Here's why 31 May is a perfect day to quit cigarettes 2 years ago

Here's why 31 May is a perfect day to quit cigarettes

Brought to you by HSE.

Thinking of quitting the fags?


One of the hardest things about kicking the cigarettes is making a start. Successfully quitting cigarettes begins with making the decision to quit.

Well, it's the perfect day for quitting. Today is World No Tobacco Day and this year’s campaign is highlighting the link between smoking and heart disease.

“Tobacco breaks hearts” is the theme of this year’s World No Tobacco Day campaign and that’s true in more ways than one. Cardiovascular disease kills more people around the world than anything else. Tobacco use and exposure to second-hand smoke contribute to 12% of all deaths from heart disease.

It's not just heart disease. One in two smokers will die of a tobacco-related disease.

So every smoker is putting themselves in the line of fire if they keep puffing away. If you’ve a partner, friend or relative who smokes, you might not get to enjoy as much time with them as you’d like.

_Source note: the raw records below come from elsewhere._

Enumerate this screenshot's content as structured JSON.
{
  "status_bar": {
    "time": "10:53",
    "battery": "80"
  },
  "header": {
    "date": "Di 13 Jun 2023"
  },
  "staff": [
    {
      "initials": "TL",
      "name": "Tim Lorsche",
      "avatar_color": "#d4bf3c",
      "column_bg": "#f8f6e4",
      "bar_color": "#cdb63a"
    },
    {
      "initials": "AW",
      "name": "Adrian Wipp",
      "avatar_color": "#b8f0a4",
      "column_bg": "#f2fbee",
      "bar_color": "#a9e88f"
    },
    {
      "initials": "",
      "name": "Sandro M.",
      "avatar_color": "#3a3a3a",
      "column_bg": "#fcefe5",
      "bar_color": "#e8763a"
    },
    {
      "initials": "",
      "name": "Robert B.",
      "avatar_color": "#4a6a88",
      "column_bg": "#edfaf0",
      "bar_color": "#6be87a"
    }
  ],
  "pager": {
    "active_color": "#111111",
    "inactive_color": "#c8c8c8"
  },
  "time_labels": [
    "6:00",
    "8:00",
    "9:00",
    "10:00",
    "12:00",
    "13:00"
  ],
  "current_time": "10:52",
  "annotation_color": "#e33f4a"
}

Preparing to quit and setting a quit date will help you make the best start. Some people prefer to go it alone when they quit but getting support makes you twice as likely to quit for good. Not only will you save a fortune by ditching the smokes but you could also make a lifesaving decision.

“But I tried quitting before and it didn’t work,” you say. Well, every attempt to quit gets you closer to success. It may not seem like it but it's true.


You can maximise your chances of quitting by using nicotine replacement treatment (NRT), using cessation medication like Champix and/or by getting help from a support service like You become addicted to nicotine when you smoke so NRT replaces some of the nicotine that you crave when you quit smoking.

"It’s important to keep using NRT until you have really changed your smoking habit," according to a spokesperson for QUIT. "Quitting gets easier after week three, and it’s easy to think that you are now ‘cured’ from your addiction. At this stage, you might decide to stop using NRT.

"Within two to three days of stopping NRT, the withdrawal symptoms could return and you get cravings and are at risk of relapsing. You are more likely to succeed if you stay on your treatment for at least 12 weeks and longer, if required. It’s a good idea to talk to your GP or pharmacist about NRT."

Ditching the cigarettes can be easier than you think but the first step is making the decision to quit.

Thinking of quitting cigarettes? QUIT provides free, non-judgemental advice and support for people who want to quit smoking. The best way to quit is NRT, which is available in products like patches, gum, lozenges, inhalers, mouthspray and tablets. For more information, click here.


Get started on today, freephone QUIT at 1800201203 or freetext QUIT to 50100. You can also check them out on Twitter and Facebook or find a local HSE QUIT support group. 

Brought to you by HSE.